Task details. Where the records below show the word "JSON" in a line, please copy that line.

Records from a dataset:
....................

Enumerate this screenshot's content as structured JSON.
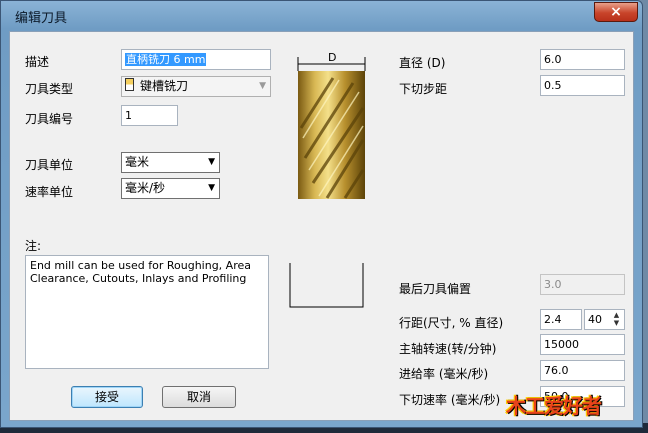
{
  "window": {
    "title": "编辑刀具",
    "close_glyph": "×"
  },
  "form": {
    "description_label": "描述",
    "description_value": "直柄铣刀 6 mm",
    "tool_type_label": "刀具类型",
    "tool_type_value": "键槽铣刀",
    "tool_number_label": "刀具编号",
    "tool_number_value": "1",
    "tool_units_label": "刀具单位",
    "tool_units_value": "毫米",
    "rate_units_label": "速率单位",
    "rate_units_value": "毫米/秒",
    "notes_label": "注:",
    "notes_value": "End mill can be used for Roughing, Area\nClearance, Cutouts, Inlays and Profiling"
  },
  "diagram": {
    "dimension_label": "D"
  },
  "params": {
    "diameter_label": "直径 (D)",
    "diameter_value": "6.0",
    "stepdown_label": "下切步距",
    "stepdown_value": "0.5",
    "last_offset_label": "最后刀具偏置",
    "last_offset_value": "3.0",
    "stepover_label": "行距(尺寸, % 直径)",
    "stepover_value": "2.4",
    "stepover_percent": "40",
    "spindle_label": "主轴转速(转/分钟)",
    "spindle_value": "15000",
    "feed_label": "进给率 (毫米/秒)",
    "feed_value": "76.0",
    "plunge_label": "下切速率 (毫米/秒)",
    "plunge_value": "50.0"
  },
  "buttons": {
    "accept": "接受",
    "cancel": "取消"
  },
  "watermark": {
    "text": "木工爱好者"
  },
  "icons": {
    "combo_arrow": "▼",
    "spin_up": "▲",
    "spin_down": "▼",
    "tool_type": "end-mill-icon"
  },
  "colors": {
    "selection": "#3399ff",
    "title_bar": "#7aa6cc",
    "close_button": "#c8442a",
    "tool_gold": "#c9a43a"
  }
}
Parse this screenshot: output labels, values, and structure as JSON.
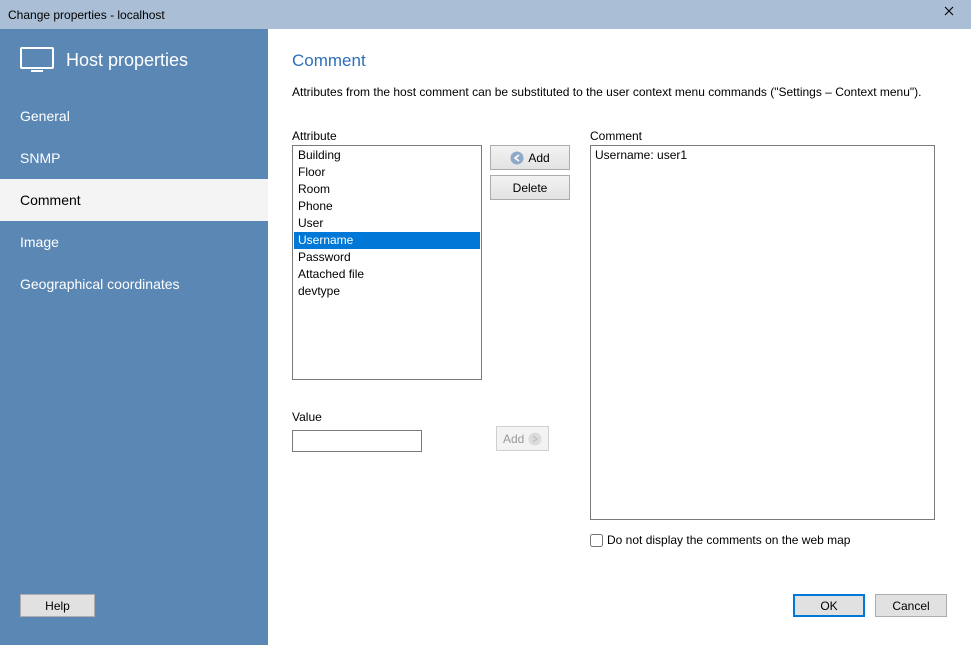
{
  "window": {
    "title": "Change properties - localhost"
  },
  "sidebar": {
    "title": "Host properties",
    "items": [
      {
        "label": "General",
        "key": "general",
        "active": false
      },
      {
        "label": "SNMP",
        "key": "snmp",
        "active": false
      },
      {
        "label": "Comment",
        "key": "comment",
        "active": true
      },
      {
        "label": "Image",
        "key": "image",
        "active": false
      },
      {
        "label": "Geographical coordinates",
        "key": "geo",
        "active": false
      }
    ],
    "help_label": "Help"
  },
  "page": {
    "title": "Comment",
    "description": "Attributes from the host comment can be substituted to the user context menu commands (\"Settings – Context menu\")."
  },
  "attribute": {
    "label": "Attribute",
    "items": [
      {
        "label": "Building",
        "selected": false
      },
      {
        "label": "Floor",
        "selected": false
      },
      {
        "label": "Room",
        "selected": false
      },
      {
        "label": "Phone",
        "selected": false
      },
      {
        "label": "User",
        "selected": false
      },
      {
        "label": "Username",
        "selected": true
      },
      {
        "label": "Password",
        "selected": false
      },
      {
        "label": "Attached file",
        "selected": false
      },
      {
        "label": "devtype",
        "selected": false
      }
    ]
  },
  "buttons": {
    "add": "Add",
    "delete": "Delete",
    "add_value": "Add",
    "ok": "OK",
    "cancel": "Cancel"
  },
  "value": {
    "label": "Value",
    "value": ""
  },
  "comment": {
    "label": "Comment",
    "text": "Username: user1"
  },
  "checkbox": {
    "label": "Do not display the comments on the web map",
    "checked": false
  }
}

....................

Answer box.
Enumerate this screenshot's content as structured JSON.
Parse this screenshot: output labels, values, and structure as JSON.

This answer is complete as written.